━━ INPUT FOR THIS TASK

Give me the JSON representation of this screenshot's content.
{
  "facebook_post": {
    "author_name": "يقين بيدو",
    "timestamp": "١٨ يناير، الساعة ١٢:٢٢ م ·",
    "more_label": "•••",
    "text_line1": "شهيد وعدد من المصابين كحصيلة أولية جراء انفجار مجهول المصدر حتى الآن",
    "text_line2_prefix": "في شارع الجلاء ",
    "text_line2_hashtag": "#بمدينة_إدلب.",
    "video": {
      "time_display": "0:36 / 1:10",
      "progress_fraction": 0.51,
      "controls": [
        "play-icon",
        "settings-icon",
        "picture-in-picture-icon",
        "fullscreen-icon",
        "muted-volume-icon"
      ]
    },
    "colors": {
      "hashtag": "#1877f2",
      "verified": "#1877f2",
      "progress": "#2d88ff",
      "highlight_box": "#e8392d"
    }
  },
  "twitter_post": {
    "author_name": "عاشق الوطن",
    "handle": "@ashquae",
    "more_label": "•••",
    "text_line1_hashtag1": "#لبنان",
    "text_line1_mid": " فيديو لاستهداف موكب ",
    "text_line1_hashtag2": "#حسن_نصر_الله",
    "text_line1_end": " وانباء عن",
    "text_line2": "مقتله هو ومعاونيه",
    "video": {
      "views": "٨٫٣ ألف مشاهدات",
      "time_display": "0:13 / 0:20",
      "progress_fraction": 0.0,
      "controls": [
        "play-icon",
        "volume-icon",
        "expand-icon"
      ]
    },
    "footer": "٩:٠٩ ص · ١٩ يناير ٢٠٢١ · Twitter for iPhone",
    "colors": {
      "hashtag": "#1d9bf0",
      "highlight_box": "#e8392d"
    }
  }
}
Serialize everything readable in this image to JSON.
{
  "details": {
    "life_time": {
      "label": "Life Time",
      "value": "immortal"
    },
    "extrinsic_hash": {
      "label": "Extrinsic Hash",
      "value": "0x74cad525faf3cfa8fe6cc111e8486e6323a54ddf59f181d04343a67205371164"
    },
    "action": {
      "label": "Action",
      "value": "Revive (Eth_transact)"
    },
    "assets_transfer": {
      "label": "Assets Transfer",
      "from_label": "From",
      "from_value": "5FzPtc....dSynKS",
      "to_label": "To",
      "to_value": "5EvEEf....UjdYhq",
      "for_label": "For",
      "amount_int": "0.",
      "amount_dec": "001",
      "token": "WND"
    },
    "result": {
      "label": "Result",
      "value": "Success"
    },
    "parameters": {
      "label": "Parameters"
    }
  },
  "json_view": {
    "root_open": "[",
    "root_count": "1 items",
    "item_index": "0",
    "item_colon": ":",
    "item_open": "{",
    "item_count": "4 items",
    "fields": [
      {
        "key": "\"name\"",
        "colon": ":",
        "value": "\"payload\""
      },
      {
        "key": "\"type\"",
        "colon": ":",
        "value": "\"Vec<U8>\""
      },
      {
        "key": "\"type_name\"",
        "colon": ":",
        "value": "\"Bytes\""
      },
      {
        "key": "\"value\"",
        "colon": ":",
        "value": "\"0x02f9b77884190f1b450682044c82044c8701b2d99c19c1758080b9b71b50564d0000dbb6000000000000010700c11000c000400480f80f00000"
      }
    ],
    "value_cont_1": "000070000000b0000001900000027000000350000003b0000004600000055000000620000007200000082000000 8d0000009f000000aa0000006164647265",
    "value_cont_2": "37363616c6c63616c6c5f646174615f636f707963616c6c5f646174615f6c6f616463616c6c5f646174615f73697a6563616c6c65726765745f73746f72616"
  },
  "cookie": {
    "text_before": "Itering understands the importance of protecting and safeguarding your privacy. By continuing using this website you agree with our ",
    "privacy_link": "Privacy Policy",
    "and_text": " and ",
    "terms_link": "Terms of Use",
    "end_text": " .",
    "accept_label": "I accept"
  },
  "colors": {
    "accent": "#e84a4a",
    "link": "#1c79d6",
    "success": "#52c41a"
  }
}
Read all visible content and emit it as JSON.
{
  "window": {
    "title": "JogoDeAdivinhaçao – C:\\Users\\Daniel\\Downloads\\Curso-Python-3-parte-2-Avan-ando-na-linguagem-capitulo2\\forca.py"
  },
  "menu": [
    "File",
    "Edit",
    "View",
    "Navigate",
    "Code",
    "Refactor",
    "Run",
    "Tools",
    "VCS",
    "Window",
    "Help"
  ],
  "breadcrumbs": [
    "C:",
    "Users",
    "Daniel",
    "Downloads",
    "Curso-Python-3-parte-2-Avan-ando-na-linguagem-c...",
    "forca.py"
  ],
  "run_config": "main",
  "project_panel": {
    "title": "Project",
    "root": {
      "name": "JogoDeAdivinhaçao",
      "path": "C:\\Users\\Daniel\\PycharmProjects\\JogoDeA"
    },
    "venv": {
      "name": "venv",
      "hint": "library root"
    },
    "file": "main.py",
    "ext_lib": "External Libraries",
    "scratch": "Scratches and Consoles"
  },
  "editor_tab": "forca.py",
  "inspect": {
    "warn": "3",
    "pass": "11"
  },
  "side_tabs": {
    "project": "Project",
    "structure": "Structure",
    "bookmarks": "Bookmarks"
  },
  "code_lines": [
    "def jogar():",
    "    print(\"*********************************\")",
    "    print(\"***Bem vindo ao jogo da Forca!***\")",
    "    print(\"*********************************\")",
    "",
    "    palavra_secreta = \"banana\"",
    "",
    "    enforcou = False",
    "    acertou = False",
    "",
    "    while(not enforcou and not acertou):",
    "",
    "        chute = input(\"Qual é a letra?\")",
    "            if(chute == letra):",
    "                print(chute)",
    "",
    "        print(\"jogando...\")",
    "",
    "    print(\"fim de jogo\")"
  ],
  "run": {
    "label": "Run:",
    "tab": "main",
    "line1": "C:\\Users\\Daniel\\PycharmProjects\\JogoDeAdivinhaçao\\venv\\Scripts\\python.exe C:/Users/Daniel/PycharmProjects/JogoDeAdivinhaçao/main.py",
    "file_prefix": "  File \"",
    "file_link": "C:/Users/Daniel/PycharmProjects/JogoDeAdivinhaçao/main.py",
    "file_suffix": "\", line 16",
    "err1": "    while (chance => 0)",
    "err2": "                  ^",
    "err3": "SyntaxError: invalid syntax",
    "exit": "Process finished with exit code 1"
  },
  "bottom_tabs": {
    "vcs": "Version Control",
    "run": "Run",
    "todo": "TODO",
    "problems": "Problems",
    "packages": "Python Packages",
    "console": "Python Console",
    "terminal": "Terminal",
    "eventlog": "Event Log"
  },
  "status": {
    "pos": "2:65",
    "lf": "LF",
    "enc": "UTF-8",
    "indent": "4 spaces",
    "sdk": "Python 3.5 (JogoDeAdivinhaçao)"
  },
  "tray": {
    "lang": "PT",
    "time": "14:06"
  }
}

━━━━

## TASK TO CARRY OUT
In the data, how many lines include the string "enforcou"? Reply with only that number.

## ANSWER SPACE
2